**Task prompt:** Return each line of the entries that holds the string "text".

_____

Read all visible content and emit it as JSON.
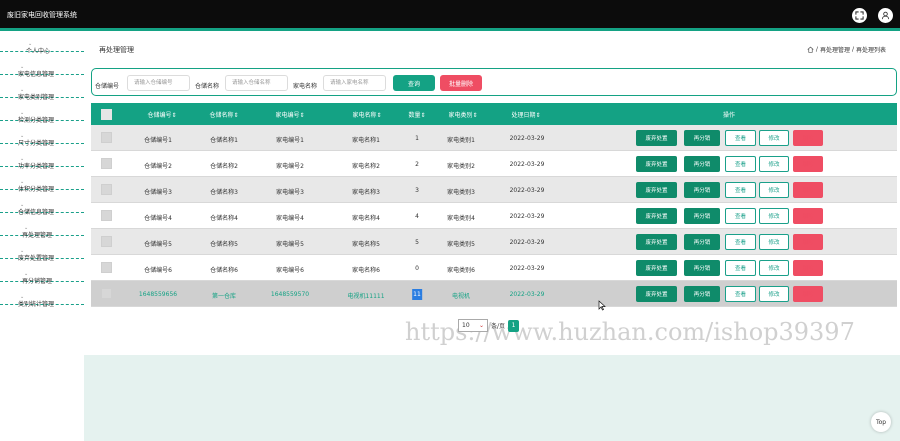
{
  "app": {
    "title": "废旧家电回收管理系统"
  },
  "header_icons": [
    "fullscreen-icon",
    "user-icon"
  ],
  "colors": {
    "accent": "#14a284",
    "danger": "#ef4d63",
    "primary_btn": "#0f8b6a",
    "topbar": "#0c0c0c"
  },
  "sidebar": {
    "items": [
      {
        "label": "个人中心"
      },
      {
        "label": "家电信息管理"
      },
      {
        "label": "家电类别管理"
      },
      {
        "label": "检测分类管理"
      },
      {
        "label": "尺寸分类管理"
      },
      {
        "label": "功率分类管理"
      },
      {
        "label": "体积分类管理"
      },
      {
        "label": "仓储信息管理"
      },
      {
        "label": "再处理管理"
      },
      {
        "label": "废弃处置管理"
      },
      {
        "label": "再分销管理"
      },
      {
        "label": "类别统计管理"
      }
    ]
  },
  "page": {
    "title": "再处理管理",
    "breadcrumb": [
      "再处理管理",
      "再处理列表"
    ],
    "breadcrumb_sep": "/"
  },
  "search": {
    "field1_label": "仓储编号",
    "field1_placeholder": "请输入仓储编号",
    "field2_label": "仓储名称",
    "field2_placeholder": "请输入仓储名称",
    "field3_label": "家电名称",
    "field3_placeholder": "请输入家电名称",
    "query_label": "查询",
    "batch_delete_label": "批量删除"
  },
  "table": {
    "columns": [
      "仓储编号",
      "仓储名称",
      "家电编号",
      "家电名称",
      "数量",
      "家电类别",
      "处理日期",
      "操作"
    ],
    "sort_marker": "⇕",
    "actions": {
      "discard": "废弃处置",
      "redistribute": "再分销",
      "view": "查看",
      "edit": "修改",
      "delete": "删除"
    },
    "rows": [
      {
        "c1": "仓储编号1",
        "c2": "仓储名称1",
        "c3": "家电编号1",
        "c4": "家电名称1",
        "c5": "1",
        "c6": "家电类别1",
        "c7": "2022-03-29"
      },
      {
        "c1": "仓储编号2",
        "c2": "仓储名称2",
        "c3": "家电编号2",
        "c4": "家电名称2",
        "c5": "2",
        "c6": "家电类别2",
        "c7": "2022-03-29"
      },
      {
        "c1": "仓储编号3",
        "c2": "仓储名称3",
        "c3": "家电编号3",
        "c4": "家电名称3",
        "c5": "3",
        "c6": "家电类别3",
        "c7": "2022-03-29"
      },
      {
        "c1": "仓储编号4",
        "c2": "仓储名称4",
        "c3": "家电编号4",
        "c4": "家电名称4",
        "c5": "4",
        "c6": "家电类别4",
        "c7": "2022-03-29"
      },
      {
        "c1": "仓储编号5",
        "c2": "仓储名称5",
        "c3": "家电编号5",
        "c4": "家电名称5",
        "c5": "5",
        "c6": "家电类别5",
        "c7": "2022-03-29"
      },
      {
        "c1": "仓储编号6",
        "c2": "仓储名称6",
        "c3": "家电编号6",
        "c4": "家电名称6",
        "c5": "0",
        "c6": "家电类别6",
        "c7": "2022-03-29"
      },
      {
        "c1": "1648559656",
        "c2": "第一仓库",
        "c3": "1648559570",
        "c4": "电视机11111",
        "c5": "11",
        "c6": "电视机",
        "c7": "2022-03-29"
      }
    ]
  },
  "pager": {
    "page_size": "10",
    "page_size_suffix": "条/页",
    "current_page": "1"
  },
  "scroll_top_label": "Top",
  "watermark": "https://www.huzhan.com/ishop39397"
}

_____

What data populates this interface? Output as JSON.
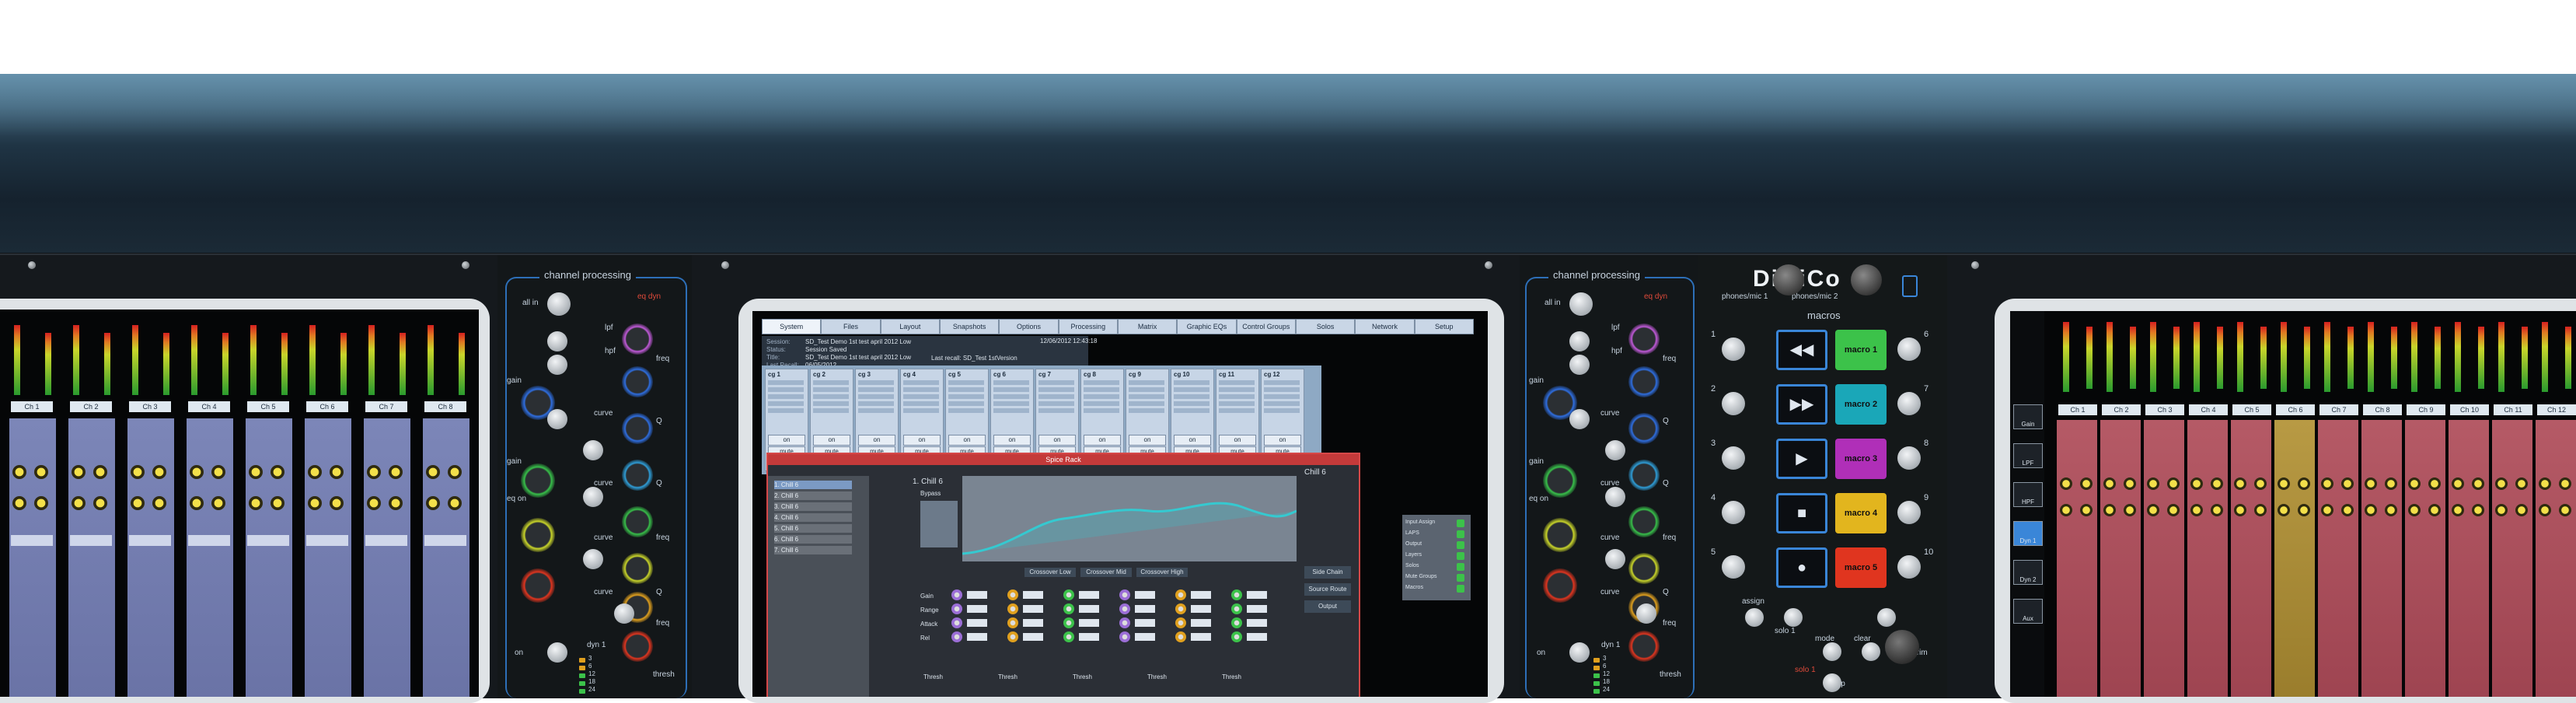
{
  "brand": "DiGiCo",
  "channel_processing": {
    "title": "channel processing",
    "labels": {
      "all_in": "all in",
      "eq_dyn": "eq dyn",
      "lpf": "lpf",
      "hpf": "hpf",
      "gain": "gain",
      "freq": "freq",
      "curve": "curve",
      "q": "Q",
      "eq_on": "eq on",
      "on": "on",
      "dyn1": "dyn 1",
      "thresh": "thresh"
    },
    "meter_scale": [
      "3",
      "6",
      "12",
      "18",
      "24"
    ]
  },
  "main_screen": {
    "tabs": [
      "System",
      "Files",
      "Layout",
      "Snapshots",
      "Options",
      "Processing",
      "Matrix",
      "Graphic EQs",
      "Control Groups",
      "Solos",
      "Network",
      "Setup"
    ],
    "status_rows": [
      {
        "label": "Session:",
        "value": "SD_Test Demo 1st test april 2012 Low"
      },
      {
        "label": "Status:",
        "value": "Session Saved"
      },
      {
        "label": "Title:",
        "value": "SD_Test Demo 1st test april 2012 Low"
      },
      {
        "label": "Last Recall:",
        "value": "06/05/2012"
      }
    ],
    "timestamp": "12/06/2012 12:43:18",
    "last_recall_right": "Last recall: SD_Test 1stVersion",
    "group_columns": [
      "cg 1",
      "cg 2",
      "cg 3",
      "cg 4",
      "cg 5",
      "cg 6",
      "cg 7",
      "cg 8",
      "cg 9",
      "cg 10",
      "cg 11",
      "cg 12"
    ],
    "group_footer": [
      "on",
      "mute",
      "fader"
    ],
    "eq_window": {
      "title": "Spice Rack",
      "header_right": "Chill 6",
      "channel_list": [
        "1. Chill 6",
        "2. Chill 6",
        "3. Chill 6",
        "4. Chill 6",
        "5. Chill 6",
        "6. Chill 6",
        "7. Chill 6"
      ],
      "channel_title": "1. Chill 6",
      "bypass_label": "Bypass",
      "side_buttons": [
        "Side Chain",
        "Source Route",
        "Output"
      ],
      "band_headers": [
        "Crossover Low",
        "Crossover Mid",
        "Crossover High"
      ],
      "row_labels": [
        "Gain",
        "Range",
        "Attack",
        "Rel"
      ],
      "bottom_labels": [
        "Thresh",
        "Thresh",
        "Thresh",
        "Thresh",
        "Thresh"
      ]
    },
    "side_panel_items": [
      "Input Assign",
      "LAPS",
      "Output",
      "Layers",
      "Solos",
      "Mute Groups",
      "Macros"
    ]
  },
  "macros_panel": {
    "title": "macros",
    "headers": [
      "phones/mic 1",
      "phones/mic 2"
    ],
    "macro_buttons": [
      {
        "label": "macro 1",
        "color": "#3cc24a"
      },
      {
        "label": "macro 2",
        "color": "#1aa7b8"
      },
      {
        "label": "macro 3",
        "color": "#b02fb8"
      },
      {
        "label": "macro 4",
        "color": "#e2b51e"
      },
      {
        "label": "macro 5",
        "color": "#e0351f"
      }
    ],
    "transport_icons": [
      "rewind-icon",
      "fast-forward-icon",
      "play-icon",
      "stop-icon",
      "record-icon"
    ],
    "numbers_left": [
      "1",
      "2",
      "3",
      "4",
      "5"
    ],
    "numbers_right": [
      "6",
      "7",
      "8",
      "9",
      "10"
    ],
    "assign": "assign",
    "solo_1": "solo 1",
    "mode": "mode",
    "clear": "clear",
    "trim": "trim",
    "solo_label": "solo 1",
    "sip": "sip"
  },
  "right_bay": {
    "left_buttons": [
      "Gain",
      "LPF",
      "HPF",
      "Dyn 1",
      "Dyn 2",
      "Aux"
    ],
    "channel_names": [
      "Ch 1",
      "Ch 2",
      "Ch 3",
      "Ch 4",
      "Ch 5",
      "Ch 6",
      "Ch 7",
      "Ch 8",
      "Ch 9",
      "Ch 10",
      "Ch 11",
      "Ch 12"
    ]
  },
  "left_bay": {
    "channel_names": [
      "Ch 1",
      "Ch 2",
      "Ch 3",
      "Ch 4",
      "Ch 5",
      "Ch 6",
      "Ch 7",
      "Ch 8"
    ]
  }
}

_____

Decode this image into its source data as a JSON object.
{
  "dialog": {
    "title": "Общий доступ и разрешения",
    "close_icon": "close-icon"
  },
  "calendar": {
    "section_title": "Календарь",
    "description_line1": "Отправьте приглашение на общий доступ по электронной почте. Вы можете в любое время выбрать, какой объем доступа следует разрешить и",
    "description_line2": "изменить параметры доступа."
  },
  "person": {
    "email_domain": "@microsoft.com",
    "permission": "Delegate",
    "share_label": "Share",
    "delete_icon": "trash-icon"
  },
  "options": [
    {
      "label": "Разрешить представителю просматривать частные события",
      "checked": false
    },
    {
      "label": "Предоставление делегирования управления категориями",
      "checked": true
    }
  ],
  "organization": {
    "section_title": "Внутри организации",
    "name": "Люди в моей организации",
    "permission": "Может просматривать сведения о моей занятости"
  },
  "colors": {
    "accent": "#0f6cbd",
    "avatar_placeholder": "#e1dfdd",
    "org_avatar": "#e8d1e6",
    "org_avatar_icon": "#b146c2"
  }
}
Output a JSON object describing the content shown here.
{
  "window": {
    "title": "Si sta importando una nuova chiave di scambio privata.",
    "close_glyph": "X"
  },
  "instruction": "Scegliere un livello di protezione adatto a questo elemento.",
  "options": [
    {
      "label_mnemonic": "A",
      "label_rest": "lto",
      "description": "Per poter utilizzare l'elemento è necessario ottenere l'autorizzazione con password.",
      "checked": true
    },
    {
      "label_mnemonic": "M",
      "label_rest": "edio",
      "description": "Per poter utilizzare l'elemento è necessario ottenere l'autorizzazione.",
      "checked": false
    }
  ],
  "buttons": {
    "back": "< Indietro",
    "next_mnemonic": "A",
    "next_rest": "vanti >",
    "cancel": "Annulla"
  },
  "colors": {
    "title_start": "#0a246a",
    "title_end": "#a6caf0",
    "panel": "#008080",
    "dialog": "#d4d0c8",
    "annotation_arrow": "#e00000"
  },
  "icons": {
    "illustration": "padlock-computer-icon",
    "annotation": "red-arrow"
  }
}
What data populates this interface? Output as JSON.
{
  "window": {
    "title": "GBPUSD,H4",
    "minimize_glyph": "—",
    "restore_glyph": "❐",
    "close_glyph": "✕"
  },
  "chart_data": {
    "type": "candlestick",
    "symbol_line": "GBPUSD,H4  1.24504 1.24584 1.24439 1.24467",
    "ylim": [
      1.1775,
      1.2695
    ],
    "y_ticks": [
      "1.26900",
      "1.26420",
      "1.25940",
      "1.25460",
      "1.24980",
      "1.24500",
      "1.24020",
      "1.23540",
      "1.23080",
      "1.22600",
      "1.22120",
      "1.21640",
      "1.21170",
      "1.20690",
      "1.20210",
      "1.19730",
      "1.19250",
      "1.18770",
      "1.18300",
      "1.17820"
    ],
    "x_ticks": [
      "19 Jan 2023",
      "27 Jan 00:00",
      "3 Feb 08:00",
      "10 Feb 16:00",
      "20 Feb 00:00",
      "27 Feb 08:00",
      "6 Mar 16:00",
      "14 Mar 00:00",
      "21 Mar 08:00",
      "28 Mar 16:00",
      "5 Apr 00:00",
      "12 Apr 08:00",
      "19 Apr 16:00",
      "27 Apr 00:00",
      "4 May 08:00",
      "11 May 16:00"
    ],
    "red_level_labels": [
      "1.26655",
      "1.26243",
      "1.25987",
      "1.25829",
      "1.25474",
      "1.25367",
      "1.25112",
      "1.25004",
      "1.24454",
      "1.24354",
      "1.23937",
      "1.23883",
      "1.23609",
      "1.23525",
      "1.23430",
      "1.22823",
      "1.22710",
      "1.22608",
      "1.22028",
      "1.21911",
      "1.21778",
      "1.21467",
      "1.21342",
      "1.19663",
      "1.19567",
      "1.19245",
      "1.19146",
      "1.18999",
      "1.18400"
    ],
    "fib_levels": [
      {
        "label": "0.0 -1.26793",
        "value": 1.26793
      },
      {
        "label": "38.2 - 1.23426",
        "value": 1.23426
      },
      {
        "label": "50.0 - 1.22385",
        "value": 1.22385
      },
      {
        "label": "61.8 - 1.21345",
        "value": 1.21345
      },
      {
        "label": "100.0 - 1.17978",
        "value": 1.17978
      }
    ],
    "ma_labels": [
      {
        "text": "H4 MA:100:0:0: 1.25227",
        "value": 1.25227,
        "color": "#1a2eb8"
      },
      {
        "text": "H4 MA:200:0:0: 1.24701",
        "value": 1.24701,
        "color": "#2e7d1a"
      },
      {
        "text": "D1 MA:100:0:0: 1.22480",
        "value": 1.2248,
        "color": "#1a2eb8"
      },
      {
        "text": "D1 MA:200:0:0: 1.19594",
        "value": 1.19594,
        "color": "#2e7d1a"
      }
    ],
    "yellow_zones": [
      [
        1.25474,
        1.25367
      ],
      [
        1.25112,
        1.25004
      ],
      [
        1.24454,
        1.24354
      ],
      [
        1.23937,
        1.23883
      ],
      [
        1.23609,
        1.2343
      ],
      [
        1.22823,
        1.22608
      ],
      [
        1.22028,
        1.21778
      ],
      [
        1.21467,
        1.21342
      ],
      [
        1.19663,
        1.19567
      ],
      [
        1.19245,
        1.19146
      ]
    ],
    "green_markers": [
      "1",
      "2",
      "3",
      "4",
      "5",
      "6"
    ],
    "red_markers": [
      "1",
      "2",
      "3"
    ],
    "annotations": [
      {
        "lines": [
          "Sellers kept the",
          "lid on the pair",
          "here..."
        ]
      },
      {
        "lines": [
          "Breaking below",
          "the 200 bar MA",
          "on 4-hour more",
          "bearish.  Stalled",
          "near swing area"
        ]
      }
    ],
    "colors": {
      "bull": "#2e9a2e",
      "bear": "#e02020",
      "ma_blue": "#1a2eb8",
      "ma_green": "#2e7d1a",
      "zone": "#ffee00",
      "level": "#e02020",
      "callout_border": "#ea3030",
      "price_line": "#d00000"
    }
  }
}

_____

**Task output:**
        "text": "H4 MA:100:0:0: 1.25227",
        "text": "H4 MA:200:0:0: 1.24701",
        "text": "D1 MA:100:0:0: 1.22480",
        "text": "D1 MA:200:0:0: 1.19594",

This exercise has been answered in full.